Stored data entries
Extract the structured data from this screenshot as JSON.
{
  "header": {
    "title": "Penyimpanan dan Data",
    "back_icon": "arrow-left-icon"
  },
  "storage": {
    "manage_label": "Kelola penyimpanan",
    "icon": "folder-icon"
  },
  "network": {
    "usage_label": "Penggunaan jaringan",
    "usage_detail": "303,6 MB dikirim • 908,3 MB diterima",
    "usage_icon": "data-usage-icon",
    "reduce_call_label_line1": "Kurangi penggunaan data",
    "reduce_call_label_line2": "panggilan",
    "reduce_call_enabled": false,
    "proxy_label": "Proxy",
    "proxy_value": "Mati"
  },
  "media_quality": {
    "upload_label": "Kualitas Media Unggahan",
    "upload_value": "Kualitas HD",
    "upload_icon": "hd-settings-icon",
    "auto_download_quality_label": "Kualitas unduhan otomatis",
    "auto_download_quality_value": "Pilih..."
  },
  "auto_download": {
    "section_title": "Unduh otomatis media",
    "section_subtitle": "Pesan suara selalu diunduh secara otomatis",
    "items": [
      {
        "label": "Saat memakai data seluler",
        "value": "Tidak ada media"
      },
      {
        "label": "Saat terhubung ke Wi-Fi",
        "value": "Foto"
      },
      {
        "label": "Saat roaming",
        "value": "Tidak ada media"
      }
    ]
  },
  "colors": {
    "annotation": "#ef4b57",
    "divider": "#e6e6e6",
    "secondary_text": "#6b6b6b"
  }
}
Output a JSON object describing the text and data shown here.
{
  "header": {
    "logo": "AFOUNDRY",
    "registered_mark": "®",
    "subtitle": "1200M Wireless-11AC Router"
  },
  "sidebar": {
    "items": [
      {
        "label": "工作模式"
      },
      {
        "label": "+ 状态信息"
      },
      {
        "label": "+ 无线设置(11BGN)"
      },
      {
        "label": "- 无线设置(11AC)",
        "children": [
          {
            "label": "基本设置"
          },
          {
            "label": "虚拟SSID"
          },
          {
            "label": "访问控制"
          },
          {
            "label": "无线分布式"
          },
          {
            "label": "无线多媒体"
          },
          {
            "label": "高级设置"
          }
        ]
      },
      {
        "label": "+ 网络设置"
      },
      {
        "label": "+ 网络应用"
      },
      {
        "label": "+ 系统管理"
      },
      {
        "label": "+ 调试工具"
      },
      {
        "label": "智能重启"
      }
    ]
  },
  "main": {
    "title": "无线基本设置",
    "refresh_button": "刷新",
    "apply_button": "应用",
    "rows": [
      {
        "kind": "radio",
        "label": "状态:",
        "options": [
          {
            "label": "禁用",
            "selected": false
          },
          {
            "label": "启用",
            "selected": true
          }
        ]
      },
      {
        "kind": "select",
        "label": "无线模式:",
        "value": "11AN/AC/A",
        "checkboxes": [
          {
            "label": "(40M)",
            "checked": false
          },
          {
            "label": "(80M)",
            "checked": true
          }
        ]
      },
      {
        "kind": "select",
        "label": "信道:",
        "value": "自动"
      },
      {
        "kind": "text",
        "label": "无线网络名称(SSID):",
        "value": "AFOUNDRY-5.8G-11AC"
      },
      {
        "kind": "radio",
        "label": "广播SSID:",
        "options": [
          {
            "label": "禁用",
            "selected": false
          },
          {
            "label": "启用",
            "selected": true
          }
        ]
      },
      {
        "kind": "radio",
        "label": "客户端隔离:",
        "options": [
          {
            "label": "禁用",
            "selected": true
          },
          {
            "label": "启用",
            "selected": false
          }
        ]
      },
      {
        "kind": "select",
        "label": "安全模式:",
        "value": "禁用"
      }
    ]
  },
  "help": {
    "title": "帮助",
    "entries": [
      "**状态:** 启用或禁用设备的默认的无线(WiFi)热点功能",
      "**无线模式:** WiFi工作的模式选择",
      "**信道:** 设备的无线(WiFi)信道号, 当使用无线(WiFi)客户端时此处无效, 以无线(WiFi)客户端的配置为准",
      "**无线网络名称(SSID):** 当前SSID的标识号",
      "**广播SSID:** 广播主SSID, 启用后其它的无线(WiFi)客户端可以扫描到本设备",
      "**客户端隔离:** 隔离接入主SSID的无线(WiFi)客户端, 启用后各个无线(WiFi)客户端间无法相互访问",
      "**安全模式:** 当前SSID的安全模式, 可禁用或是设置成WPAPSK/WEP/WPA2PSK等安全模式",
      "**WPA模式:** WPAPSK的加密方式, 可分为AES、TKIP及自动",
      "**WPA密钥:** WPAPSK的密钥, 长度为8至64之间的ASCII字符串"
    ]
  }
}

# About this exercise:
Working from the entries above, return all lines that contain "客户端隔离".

# Reply to the task:
        "label": "客户端隔离:",
      "**客户端隔离:** 隔离接入主SSID的无线(WiFi)客户端, 启用后各个无线(WiFi)客户端间无法相互访问",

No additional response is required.